# ACTIVITY
Your task is to copy each line of the listing that contains the word "content".

*** EXTRACTED INFORMATION ***

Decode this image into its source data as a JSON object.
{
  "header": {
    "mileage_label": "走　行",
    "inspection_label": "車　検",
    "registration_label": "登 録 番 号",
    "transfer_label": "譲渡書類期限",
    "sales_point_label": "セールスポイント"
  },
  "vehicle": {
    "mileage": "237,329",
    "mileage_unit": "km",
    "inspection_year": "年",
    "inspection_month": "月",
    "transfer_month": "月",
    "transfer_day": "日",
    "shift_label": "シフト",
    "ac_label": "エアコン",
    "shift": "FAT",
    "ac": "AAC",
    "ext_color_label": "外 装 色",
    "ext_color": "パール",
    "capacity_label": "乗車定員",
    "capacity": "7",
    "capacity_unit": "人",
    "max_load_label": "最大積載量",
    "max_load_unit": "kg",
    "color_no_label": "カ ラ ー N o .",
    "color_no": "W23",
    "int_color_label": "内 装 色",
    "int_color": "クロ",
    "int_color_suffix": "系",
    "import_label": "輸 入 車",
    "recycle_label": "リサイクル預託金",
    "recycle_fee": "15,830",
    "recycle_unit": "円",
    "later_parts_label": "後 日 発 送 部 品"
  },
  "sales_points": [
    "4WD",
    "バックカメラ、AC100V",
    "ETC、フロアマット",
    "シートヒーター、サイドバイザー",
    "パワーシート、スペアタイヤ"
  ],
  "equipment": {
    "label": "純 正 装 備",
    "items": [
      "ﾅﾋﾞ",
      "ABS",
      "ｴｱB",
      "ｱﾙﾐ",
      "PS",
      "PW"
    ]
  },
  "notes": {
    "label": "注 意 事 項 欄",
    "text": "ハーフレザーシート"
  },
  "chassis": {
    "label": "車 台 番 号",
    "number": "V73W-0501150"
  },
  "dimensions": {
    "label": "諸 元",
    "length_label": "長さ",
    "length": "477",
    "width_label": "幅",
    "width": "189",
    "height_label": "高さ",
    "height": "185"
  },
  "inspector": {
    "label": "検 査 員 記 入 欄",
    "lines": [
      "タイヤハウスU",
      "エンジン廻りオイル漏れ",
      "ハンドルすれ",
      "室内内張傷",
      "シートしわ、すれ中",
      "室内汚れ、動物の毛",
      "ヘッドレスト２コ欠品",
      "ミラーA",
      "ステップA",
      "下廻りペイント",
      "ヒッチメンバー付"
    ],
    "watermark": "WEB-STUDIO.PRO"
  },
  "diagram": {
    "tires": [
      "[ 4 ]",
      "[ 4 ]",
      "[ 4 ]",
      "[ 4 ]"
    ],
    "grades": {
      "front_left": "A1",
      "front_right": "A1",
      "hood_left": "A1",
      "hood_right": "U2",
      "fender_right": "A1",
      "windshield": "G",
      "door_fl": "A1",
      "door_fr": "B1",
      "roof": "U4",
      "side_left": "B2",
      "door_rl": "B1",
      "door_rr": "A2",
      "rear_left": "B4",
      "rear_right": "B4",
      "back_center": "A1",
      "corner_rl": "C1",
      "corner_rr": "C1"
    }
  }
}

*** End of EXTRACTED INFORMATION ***
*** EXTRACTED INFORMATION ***

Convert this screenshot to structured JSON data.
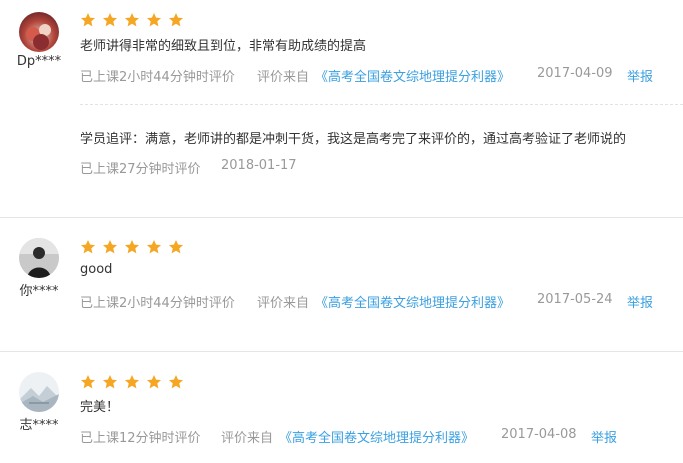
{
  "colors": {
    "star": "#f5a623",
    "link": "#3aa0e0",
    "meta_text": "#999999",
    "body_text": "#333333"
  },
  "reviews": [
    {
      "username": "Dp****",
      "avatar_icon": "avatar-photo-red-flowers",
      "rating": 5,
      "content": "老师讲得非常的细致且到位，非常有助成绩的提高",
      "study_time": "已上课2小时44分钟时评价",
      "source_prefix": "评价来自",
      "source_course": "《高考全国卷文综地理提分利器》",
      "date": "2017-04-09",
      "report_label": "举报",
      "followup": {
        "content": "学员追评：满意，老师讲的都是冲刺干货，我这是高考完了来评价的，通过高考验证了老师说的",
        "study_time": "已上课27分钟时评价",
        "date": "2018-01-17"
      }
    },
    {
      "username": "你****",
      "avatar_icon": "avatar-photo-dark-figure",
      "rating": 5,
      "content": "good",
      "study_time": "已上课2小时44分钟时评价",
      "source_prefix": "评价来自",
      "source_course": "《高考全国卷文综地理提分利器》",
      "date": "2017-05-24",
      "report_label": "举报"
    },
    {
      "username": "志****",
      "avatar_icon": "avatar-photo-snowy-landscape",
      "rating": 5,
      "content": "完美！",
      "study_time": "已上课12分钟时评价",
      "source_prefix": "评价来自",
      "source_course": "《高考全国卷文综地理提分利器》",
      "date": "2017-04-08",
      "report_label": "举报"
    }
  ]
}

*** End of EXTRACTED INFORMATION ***

# RESULT BELOW
      "content": "老师讲得非常的细致且到位，非常有助成绩的提高",
        "content": "学员追评：满意，老师讲的都是冲刺干货，我这是高考完了来评价的，通过高考验证了老师说的",
      "content": "good",
      "content": "完美！",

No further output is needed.